Enteroscopy in small bowel Crohn’s disease: A review
Benjamin Tharian, Grant Caddy, Tony CK Tham
Benjamin Tharian, Grant Caddy, Tony CK Tham, Division of Gastroenterology, Ulster Hospital, Dundonald BT16 1RH, Belfast, Northern Ireland, United Kingdom
Benjamin Tharian, Gastroenterology and General Medicine North West Area Hospital Service, Tasmania 7307, Australia
Author contributions: Tharian B did the bulk of the literature search and wrote the paper; Caddy G and Tham TCK contributed equally to the literature search, structuring the article, writing the text, review of article and editing the manuscript; all authors approved the final version.
Correspondence to: Benjamin Tharian, MBBS, MD, MRCP, Gastroenterology and General Medicine North West Area Hospital Service, Latrobe TAS, Tasmania 7307, Australia.
Telephone: +61-46-7792969 Fax: +61-36-4265687
Received: May 13, 2013
Revised: July 21, 2013
Accepted: September 4, 2013
Published online: October 16, 2013

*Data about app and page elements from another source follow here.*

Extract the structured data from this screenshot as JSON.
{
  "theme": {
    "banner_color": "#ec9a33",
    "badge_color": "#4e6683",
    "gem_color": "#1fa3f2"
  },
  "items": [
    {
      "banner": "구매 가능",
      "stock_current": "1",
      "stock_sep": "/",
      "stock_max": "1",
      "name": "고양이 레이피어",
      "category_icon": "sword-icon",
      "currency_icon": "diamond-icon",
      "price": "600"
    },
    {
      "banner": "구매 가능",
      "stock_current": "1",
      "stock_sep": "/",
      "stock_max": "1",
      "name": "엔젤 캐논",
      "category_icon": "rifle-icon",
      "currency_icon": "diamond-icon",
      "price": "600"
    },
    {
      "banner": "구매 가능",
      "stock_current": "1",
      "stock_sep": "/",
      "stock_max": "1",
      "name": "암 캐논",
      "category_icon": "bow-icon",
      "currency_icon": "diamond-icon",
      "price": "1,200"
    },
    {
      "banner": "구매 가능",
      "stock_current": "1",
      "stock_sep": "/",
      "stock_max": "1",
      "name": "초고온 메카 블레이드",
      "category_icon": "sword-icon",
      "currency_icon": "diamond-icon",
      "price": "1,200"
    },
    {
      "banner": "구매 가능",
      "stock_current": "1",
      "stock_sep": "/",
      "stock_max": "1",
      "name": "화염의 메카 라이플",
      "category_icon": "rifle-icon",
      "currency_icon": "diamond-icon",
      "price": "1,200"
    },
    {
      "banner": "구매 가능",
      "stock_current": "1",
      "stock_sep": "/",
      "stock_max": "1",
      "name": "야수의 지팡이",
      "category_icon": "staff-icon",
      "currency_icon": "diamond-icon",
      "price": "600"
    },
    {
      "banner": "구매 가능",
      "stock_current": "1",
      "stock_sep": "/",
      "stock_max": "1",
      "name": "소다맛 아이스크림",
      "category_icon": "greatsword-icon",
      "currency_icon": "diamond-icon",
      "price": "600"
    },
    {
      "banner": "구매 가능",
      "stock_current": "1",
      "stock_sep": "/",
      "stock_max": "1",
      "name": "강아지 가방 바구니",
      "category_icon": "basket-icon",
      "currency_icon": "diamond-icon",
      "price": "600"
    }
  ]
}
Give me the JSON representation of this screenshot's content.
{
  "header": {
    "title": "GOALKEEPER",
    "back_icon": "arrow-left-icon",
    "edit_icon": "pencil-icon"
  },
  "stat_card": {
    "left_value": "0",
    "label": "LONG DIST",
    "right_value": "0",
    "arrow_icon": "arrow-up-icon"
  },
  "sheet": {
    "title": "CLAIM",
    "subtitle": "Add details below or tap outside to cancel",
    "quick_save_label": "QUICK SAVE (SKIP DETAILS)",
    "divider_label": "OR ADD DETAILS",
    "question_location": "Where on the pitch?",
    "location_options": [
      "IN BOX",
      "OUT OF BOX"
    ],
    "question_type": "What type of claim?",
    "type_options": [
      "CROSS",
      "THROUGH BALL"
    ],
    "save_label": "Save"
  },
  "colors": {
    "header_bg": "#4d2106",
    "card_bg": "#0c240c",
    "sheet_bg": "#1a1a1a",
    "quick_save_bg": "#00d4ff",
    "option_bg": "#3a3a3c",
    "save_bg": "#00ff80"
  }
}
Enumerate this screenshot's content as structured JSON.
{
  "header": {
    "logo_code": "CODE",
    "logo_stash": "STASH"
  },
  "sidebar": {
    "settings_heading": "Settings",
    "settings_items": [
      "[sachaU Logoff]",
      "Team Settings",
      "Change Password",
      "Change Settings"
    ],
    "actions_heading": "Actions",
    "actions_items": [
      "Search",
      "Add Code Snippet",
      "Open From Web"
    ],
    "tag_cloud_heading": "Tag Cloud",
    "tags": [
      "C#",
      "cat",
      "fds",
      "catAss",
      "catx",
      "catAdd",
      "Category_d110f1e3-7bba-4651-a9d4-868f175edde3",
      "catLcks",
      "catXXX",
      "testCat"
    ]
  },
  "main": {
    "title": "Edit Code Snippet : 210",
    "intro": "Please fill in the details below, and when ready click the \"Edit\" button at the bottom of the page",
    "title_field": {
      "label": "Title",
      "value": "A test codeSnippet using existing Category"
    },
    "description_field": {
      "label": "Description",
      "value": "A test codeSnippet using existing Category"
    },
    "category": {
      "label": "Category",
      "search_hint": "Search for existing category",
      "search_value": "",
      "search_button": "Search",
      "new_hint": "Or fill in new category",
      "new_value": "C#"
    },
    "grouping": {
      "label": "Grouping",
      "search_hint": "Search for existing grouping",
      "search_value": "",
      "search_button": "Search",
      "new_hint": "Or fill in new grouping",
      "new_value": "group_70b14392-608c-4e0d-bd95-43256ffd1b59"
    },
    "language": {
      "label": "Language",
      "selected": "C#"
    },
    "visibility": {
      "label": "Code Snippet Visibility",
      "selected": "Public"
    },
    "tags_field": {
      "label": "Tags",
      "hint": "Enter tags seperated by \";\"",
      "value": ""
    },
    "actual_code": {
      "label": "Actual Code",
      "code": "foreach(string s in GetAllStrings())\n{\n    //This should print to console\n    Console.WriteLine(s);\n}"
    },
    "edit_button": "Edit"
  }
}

Crohn’s disease (CD) is a chronic inflammatory condition of the gastrointestinal tract resulting in inflammation, stricturing and fistulae secondary to transmural inflammation. Diagnosis relies on clinical history, abnormal laboratory parameters, characteristic radiologic and endoscopic changes within the gastrointestinal tract and most importantly a supportive histology. The article is intended mainly for the general gastroenterologist and for other interested physicians. Management of small bowel CD has been suboptimal and limited due to the inaccessibility of the small bowel. Enteroscopy has had a significant renaissance recently, thereby extending the reach of the endoscopist, aiding diagnosis and enabling therapeutic interventions in the small bowel. Radiologic imaging is used as the first line modality to visualise the small bowel. If the clinical suspicion is high, wireless capsule endoscopy (WCE) is used to rule out superficial and early disease, despite the above investigations being normal. This is followed by push enteroscopy or device assisted enteroscopy (DAE) as is appropriate. This approach has been found to be the most cost effective and least invasive. DAE includes balloon-assisted enteroscopy, [double balloon enteroscopy (DBE), single balloon enteroscopy (SBE) and more recently spiral enteroscopy (SE)]. This review is not going to cover the various other indications of enteroscopy, radiological small bowel investigations nor WCE and limited only to enteroscopy in small bowel Crohn’s. These excluded topics already have comprehensive reviews. Evidence available from randomized controlled trials comparing the various modalities is limited and at best regarded as Grade C or D (based on expert opinion). The evidence suggests that all three DAE modalities have comparable insertion depths, diagnostic and therapeutic efficacies and complication rates, though most favour DBE due to higher rates of total enteroscopy. SE is quicker than DBE, but lower complete enteroscopy rates. SBE has quicker procedural times and is evolving but the least available DAE today. Larger prospective randomised controlled trial’s in the future could help us understand some unanswered areas including the role of BAE in small bowel screening and comparative studies between the main types of enteroscopy in small bowel CD.

Keywords: Crohn’s disease, Enteroscopy, Ileoscopy, Balloon-assisted, Device-assisted, Spiral device, Overtube, Stricture, Dilatation

Core tip: Management of small bowel Crohn’s disease has reached new frontiers with the recent renaissance of enteroscopy, that has improved diagnosis and enabled therapeutic interventions. The use of magnetic resonance enteroclysis or wireless capsule endoscopy as the first line modality followed by enteroscopy is the most cost effective. Enteroscopy could be achieved using either a push enteroscope or device-assisted enteroscope (DAE). The latter includes double balloon enteroscopy (DBE), single balloon enteroscopy and more recently spiral enteroscopy. All three DAE modalities are comparable, though most favour DBE due to higher rates of total enteroscopy. The article is intended for the general gastroenterologists, non-gastroenterologists and general practitioners